An Achilles’ heel?

In defining cancers we noted the possibility that tumour cells might proliferate in the wrong place. So important is this capacity that most cancer patients die as a result of tumour cells spreading around the body and founding secondary colonies at new sites – a phenomenon called metastasis. Well over 100 years ago a clever London physician by the name of Stephen Paget drew a parallel between the growth of tumours and plants: ‘When a plant goes to seed, its seeds are carried in all directions; but they can only live and grow if they fall on congenial soil.’ From this emerged the “seed and soil” theory as at least a step to explaining metastasis. Thus have things languished until very recent findings have begun to lift the metastatic veil. Quite unexpectedly, in mouse models, primary tumours dispatch chemical messengers into the blood stream long before any of their cells set sail. These protein news-bearers essentially tag a landing site within the circulatory system on which the tumour cells touch down. Which sites are tagged depends on the type of tumour – consistent with the fact that human cancers show different preferences in metastatic targets.

These revelations have been matched by stunning new video methods that permit tumour cells to be tracked inside live mice. For the first time this has shone a light on the mystery of how tumour cells get into the circulation – the first step in metastasis. Astonishingly tumour cells attach themselves to a type of normal cell, macrophages, whose usual job is to engulf and digest cellular debris and bugs. The upshot of this embrace is that the macrophages cause the cells that line blood vessels to lose contact with each other, creating gaps in the vessel wall through which tumour cells squeeze to make their escape. This extraordinary hijacking has prognostic value and is being used to develop a test for the risk of metastasis in breast cancers.

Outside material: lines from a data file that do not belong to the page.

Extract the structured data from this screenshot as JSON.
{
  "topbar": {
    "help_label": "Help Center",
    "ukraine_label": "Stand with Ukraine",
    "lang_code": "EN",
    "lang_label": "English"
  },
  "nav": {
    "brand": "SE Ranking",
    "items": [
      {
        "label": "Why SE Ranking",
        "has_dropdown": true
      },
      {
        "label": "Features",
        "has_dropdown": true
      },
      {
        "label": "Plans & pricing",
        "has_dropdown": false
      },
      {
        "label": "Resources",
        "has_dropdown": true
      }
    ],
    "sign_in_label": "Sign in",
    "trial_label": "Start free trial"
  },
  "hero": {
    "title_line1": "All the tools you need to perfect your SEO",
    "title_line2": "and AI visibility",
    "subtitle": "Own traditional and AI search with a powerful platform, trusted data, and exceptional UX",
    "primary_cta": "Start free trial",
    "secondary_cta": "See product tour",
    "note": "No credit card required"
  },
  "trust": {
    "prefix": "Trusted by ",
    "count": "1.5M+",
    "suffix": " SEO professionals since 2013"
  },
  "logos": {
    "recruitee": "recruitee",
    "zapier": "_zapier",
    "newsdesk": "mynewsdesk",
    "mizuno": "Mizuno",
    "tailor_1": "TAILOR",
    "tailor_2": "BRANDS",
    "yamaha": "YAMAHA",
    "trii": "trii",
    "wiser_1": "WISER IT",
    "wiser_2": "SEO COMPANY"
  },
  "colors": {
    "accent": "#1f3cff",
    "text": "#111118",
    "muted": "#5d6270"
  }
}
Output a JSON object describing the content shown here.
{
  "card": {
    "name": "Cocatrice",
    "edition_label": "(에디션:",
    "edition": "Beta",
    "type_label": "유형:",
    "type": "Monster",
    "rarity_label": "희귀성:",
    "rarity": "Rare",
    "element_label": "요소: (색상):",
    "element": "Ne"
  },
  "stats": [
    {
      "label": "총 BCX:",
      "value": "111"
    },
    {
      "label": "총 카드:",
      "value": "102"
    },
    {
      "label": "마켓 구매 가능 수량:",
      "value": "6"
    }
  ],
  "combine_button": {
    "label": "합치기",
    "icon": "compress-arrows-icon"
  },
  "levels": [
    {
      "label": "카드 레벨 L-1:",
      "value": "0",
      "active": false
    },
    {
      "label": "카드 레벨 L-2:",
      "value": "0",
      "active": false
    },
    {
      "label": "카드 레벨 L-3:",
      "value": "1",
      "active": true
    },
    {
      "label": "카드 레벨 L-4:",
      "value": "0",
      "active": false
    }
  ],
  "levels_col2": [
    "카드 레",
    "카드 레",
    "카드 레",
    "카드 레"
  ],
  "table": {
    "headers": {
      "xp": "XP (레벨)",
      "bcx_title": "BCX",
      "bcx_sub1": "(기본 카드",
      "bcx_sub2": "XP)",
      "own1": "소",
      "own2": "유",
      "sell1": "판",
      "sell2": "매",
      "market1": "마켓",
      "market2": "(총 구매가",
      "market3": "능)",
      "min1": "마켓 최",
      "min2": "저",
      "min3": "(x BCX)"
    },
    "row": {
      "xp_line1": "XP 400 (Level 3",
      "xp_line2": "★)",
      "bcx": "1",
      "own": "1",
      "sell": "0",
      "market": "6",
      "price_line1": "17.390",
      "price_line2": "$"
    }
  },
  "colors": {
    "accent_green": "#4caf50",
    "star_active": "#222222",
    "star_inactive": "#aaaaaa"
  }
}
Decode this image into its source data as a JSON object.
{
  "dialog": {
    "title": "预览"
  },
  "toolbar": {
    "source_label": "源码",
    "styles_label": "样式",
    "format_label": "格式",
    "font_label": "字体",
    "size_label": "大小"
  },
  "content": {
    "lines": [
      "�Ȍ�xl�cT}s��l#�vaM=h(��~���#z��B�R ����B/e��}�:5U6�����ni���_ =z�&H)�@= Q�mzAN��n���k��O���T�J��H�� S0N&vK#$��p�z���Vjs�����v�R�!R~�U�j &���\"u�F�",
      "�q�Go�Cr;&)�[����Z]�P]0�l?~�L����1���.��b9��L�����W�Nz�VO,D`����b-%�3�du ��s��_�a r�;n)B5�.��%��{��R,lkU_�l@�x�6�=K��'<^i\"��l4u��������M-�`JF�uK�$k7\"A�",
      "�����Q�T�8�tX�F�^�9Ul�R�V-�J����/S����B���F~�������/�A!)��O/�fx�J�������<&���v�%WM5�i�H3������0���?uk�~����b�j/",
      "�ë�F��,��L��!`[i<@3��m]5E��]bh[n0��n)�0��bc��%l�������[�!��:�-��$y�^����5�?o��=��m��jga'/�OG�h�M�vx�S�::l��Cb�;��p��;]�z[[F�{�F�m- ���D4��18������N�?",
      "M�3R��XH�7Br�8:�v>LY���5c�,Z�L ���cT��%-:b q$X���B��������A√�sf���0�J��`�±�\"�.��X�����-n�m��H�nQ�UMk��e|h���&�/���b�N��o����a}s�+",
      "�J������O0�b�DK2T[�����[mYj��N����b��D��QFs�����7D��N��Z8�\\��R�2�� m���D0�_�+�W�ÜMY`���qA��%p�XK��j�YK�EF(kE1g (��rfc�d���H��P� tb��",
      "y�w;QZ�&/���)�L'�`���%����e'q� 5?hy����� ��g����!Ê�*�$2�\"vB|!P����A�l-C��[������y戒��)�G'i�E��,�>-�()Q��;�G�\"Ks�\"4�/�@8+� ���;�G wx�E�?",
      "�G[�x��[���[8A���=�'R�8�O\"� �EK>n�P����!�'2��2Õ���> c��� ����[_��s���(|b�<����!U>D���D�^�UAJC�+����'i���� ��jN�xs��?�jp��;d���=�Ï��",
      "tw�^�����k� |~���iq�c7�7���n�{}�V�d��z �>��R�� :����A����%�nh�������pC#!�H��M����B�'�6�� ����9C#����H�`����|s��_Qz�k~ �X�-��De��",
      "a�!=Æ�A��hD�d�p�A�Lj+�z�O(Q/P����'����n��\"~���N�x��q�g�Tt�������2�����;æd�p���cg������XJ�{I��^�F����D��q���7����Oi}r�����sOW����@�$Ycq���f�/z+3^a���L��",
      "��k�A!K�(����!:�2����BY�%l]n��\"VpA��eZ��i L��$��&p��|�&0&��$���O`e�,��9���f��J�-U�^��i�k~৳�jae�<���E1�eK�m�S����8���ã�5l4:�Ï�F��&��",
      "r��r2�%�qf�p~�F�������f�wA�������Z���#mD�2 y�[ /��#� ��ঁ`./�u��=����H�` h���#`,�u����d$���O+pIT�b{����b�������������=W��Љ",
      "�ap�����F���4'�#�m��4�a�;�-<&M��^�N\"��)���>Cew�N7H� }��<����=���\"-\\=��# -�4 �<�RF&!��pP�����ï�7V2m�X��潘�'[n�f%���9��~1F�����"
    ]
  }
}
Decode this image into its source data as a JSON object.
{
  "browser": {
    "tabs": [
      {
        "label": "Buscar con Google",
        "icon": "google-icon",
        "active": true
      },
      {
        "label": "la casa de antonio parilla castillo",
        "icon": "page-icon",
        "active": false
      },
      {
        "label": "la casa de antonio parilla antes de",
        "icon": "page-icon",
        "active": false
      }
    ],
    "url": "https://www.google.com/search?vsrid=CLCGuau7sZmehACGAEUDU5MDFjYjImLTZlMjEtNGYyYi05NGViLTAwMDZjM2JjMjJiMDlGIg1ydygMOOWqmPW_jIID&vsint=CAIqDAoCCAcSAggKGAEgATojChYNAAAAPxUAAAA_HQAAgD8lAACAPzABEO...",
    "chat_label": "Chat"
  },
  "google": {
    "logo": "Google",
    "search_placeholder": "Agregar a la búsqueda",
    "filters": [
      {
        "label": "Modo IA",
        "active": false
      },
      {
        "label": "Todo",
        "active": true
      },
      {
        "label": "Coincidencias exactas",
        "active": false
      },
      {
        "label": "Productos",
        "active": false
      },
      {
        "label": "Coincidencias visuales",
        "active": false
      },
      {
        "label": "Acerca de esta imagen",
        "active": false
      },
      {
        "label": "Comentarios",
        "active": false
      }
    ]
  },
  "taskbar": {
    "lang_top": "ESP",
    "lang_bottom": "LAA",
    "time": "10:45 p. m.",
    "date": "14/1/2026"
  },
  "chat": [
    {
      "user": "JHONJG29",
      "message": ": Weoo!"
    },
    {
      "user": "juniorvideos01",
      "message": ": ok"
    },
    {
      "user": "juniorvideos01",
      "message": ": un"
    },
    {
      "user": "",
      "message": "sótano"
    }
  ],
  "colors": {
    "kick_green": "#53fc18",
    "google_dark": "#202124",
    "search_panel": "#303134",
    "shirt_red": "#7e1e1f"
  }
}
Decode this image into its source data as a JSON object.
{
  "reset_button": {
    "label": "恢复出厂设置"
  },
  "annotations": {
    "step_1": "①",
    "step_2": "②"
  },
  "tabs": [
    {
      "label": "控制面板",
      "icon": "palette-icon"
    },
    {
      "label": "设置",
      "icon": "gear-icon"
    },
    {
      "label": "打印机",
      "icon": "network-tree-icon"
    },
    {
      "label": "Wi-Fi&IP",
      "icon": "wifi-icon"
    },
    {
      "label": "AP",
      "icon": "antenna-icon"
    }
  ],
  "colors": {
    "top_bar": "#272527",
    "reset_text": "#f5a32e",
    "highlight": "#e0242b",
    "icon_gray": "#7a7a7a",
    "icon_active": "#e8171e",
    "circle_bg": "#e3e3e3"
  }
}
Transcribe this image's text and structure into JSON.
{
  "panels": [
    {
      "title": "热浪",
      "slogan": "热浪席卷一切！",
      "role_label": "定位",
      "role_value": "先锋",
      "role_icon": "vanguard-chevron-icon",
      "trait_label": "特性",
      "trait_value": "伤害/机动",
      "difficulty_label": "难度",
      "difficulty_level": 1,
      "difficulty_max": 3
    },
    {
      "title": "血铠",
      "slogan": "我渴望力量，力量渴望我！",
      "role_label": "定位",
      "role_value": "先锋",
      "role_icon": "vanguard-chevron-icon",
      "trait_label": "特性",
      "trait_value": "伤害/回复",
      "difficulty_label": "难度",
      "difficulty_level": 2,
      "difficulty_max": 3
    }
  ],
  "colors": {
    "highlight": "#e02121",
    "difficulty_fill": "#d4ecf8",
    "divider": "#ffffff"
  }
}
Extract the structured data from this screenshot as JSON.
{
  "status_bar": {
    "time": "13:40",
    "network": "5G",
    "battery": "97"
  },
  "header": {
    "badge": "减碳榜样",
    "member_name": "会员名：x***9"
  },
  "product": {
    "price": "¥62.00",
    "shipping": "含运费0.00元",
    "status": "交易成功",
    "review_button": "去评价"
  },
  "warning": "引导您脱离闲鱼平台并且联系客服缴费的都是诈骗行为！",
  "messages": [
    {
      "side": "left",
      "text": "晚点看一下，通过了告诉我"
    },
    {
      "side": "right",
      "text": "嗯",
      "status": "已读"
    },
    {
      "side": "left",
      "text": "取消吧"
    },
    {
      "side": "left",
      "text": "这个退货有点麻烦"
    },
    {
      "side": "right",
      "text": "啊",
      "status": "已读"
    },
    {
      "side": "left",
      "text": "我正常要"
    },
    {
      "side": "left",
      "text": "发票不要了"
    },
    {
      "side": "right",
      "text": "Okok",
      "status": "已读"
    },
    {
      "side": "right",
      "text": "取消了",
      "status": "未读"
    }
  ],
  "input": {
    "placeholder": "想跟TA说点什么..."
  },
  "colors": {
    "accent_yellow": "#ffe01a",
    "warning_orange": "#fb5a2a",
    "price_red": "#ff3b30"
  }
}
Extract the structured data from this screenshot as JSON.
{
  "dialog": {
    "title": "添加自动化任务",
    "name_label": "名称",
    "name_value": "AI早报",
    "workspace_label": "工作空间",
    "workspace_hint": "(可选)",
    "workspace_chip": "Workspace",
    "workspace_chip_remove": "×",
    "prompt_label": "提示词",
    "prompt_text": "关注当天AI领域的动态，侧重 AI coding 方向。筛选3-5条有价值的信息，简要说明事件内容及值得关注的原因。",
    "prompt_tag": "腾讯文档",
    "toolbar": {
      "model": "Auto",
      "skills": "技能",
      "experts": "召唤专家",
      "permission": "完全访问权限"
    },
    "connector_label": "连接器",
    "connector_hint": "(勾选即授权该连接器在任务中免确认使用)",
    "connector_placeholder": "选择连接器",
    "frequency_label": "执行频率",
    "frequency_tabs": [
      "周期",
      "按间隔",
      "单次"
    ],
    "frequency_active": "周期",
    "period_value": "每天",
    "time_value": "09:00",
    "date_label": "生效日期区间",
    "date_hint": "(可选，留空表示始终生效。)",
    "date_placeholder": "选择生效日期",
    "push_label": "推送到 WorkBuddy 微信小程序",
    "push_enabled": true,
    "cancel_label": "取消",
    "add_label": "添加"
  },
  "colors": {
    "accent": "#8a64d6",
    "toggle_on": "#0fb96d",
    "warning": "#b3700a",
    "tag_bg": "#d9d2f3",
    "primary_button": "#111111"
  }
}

The very fact that cancers manifest their most devastating effects by spreading to other sites may lay bare an Achilles’ heel. Other remarkable technical developments mean that it’s now possible to fish out cancer cells (or DNA they’ve released) from a teaspoonful of circulating blood (that’s a pretty neat trick in itself, given we’re talking about fewer than 100 tumour cells in a sea of several billion cells for every cubic millimeter of blood). Coupling this to genome sequencing has already permitted the response of patients to drug therapy to be monitored but an even more exciting prospect is that through these methods we may be moving towards cancer detection perhaps years earlier than is possible by current techniques.

As we’ve seen, practically every aspect of cancer biology is now dominated by genomics. Last picIt’s so trendy that anyone can join in. Songs have been written about DNA and you can even make a musical of your own genetic code, French physicist Joel Sternheimer having come up with a new genre – protein music – in which sequence information is converted to musical notes. Antony Hopkins, ever receptive to new ideas, would have been enthralled and, with characteristic enthusiasm, been only too happy to devote an episode of Talking About Music to making tunes from nature.